A former South American soccer official was acquitted in the FIFA bribery scandal on Tuesday and walked out of the courtroom saying he’s finished with the world’s most popular sport.
The verdict clearing Manuel Burga, former president of Peru’s soccer federation, of a single racketeering conspiracy charge came days after prosecutors won guilty verdicts on multiple charges against two other former soccer officials.
“God bless America. That’s all I can say,” the 60-year-old Burga said with eyes still wet from tears minutes after the verdict was delivered in Brooklyn federal court.
Burga was the first person to be acquitted among more than 40 people and entities in the world of global soccer charged in the United States with a scheme to extract hundreds of millions of dollars in bribes and kickbacks. Of those, 24 pleaded guilty.
The case against Burga was always thin.
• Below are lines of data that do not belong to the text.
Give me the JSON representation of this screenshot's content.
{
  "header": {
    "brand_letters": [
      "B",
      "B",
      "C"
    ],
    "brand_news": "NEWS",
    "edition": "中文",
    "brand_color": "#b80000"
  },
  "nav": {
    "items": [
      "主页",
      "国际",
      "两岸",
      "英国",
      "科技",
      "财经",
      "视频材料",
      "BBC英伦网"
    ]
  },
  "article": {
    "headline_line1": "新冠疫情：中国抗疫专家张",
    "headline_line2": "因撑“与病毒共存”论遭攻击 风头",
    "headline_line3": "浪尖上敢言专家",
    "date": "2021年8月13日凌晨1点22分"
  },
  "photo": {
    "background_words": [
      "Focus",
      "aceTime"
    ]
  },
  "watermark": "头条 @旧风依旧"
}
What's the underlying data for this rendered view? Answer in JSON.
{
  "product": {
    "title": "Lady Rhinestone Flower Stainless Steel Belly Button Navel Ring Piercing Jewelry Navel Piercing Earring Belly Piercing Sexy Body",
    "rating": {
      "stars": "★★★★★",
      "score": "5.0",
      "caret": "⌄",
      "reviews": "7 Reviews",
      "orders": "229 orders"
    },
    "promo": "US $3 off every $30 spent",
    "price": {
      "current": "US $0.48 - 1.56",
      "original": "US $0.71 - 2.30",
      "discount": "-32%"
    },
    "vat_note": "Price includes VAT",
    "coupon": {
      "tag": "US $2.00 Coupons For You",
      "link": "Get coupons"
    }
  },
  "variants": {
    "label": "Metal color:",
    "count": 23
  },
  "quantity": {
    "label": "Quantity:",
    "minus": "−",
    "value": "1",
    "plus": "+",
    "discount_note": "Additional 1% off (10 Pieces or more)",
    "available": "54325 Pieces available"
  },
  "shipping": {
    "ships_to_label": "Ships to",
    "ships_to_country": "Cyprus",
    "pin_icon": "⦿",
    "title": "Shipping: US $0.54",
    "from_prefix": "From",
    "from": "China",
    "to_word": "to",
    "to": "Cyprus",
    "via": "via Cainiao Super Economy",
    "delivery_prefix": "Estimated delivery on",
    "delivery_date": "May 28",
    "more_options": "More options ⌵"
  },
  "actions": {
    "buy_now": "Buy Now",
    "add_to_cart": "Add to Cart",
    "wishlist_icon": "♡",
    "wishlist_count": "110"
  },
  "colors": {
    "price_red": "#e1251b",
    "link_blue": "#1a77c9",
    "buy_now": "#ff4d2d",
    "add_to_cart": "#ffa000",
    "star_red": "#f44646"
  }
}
He faced a single count while two co-defendants—Juan Napout, of Paraguay, and Jose Maria Marin, of Brazil—were convicted of heftier charges Dec. 22 in a prosecution that exposed a culture of greed and corruption in soccer’s executive suites.
Burga called the result a miracle and noted he prayed the rosary twice daily before the acquittal.
Burga said he would go home to Peru and resume a career as a lawyer after 15 years as a soccer executive.
“My history in soccer is finished,” he said. “I’ll go back to the law.”
The judge had jailed Marin, 85, and Napout, 59, after their convictions Dec. 22. The two also were acquitted on some lesser charges.